Provided records:
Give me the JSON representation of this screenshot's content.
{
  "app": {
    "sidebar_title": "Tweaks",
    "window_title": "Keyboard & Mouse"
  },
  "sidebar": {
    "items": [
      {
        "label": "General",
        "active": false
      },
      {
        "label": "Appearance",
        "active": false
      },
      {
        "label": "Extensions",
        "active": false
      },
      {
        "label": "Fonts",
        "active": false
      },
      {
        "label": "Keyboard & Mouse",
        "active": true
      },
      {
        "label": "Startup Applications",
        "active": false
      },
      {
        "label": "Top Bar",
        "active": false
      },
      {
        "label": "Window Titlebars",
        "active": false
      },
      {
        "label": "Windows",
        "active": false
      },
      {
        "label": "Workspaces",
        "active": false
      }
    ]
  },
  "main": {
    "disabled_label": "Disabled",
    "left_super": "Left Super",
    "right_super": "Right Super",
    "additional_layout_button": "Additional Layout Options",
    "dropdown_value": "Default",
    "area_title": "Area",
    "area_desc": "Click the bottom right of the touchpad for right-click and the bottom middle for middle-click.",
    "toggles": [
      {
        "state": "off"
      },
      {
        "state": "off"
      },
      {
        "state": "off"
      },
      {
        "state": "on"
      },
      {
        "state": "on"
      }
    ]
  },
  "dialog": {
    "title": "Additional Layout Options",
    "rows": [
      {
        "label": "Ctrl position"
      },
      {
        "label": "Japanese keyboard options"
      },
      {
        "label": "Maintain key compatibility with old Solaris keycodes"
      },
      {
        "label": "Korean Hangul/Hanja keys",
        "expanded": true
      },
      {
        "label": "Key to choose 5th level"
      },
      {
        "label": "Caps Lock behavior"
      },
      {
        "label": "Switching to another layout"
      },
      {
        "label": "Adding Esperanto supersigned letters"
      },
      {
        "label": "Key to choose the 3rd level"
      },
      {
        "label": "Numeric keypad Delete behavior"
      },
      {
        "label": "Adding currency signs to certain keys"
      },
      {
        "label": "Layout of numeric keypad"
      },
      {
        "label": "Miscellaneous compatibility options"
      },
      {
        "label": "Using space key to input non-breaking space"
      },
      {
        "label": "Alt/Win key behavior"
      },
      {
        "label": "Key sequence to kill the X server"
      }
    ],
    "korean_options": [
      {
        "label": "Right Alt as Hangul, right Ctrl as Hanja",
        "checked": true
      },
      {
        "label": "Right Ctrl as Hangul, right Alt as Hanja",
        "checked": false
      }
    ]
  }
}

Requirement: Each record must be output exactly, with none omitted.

Your solution:
Give me the JSON representation of this screenshot's content.
{
  "app": {
    "sidebar_title": "Tweaks",
    "window_title": "Keyboard & Mouse"
  },
  "sidebar": {
    "items": [
      {
        "label": "General",
        "active": false
      },
      {
        "label": "Appearance",
        "active": false
      },
      {
        "label": "Extensions",
        "active": false
      },
      {
        "label": "Fonts",
        "active": false
      },
      {
        "label": "Keyboard & Mouse",
        "active": true
      },
      {
        "label": "Startup Applications",
        "active": false
      },
      {
        "label": "Top Bar",
        "active": false
      },
      {
        "label": "Window Titlebars",
        "active": false
      },
      {
        "label": "Windows",
        "active": false
      },
      {
        "label": "Workspaces",
        "active": false
      }
    ]
  },
  "main": {
    "disabled_label": "Disabled",
    "left_super": "Left Super",
    "right_super": "Right Super",
    "additional_layout_button": "Additional Layout Options",
    "dropdown_value": "Default",
    "area_title": "Area",
    "area_desc": "Click the bottom right of the touchpad for right-click and the bottom middle for middle-click.",
    "toggles": [
      {
        "state": "off"
      },
      {
        "state": "off"
      },
      {
        "state": "off"
      },
      {
        "state": "on"
      },
      {
        "state": "on"
      }
    ]
  },
  "dialog": {
    "title": "Additional Layout Options",
    "rows": [
      {
        "label": "Ctrl position"
      },
      {
        "label": "Japanese keyboard options"
      },
      {
        "label": "Maintain key compatibility with old Solaris keycodes"
      },
      {
        "label": "Korean Hangul/Hanja keys",
        "expanded": true
      },
      {
        "label": "Key to choose 5th level"
      },
      {
        "label": "Caps Lock behavior"
      },
      {
        "label": "Switching to another layout"
      },
      {
        "label": "Adding Esperanto supersigned letters"
      },
      {
        "label": "Key to choose the 3rd level"
      },
      {
        "label": "Numeric keypad Delete behavior"
      },
      {
        "label": "Adding currency signs to certain keys"
      },
      {
        "label": "Layout of numeric keypad"
      },
      {
        "label": "Miscellaneous compatibility options"
      },
      {
        "label": "Using space key to input non-breaking space"
      },
      {
        "label": "Alt/Win key behavior"
      },
      {
        "label": "Key sequence to kill the X server"
      }
    ],
    "korean_options": [
      {
        "label": "Right Alt as Hangul, right Ctrl as Hanja",
        "checked": true
      },
      {
        "label": "Right Ctrl as Hangul, right Alt as Hanja",
        "checked": false
      }
    ]
  }
}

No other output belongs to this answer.